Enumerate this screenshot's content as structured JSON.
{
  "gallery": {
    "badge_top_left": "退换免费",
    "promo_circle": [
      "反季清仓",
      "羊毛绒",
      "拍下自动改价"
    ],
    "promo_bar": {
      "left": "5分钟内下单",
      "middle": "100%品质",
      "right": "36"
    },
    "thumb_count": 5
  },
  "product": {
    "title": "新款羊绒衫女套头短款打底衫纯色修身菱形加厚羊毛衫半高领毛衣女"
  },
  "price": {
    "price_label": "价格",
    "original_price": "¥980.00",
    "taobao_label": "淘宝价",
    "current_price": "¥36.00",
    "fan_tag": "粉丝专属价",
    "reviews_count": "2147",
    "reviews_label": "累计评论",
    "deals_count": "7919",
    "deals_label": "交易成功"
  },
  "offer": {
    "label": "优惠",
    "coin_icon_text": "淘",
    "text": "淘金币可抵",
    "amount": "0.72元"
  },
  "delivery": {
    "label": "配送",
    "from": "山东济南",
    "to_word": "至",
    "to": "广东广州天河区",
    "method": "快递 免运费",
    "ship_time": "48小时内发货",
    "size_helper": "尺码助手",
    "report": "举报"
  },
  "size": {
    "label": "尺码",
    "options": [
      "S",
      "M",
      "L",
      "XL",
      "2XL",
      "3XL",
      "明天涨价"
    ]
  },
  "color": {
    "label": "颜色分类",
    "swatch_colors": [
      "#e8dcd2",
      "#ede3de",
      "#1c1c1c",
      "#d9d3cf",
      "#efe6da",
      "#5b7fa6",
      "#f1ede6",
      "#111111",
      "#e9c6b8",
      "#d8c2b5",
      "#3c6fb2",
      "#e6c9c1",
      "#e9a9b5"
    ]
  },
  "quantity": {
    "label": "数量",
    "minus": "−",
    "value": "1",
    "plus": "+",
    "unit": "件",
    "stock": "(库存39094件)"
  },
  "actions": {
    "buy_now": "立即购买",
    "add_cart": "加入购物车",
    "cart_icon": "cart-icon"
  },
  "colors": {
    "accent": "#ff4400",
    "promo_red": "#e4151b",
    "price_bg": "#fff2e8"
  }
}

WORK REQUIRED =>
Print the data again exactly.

SOLUTION FOR THIS EXERCISE =>
Enumerate this screenshot's content as structured JSON.
{
  "gallery": {
    "badge_top_left": "退换免费",
    "promo_circle": [
      "反季清仓",
      "羊毛绒",
      "拍下自动改价"
    ],
    "promo_bar": {
      "left": "5分钟内下单",
      "middle": "100%品质",
      "right": "36"
    },
    "thumb_count": 5
  },
  "product": {
    "title": "新款羊绒衫女套头短款打底衫纯色修身菱形加厚羊毛衫半高领毛衣女"
  },
  "price": {
    "price_label": "价格",
    "original_price": "¥980.00",
    "taobao_label": "淘宝价",
    "current_price": "¥36.00",
    "fan_tag": "粉丝专属价",
    "reviews_count": "2147",
    "reviews_label": "累计评论",
    "deals_count": "7919",
    "deals_label": "交易成功"
  },
  "offer": {
    "label": "优惠",
    "coin_icon_text": "淘",
    "text": "淘金币可抵",
    "amount": "0.72元"
  },
  "delivery": {
    "label": "配送",
    "from": "山东济南",
    "to_word": "至",
    "to": "广东广州天河区",
    "method": "快递 免运费",
    "ship_time": "48小时内发货",
    "size_helper": "尺码助手",
    "report": "举报"
  },
  "size": {
    "label": "尺码",
    "options": [
      "S",
      "M",
      "L",
      "XL",
      "2XL",
      "3XL",
      "明天涨价"
    ]
  },
  "color": {
    "label": "颜色分类",
    "swatch_colors": [
      "#e8dcd2",
      "#ede3de",
      "#1c1c1c",
      "#d9d3cf",
      "#efe6da",
      "#5b7fa6",
      "#f1ede6",
      "#111111",
      "#e9c6b8",
      "#d8c2b5",
      "#3c6fb2",
      "#e6c9c1",
      "#e9a9b5"
    ]
  },
  "quantity": {
    "label": "数量",
    "minus": "−",
    "value": "1",
    "plus": "+",
    "unit": "件",
    "stock": "(库存39094件)"
  },
  "actions": {
    "buy_now": "立即购买",
    "add_cart": "加入购物车",
    "cart_icon": "cart-icon"
  },
  "colors": {
    "accent": "#ff4400",
    "promo_red": "#e4151b",
    "price_bg": "#fff2e8"
  }
}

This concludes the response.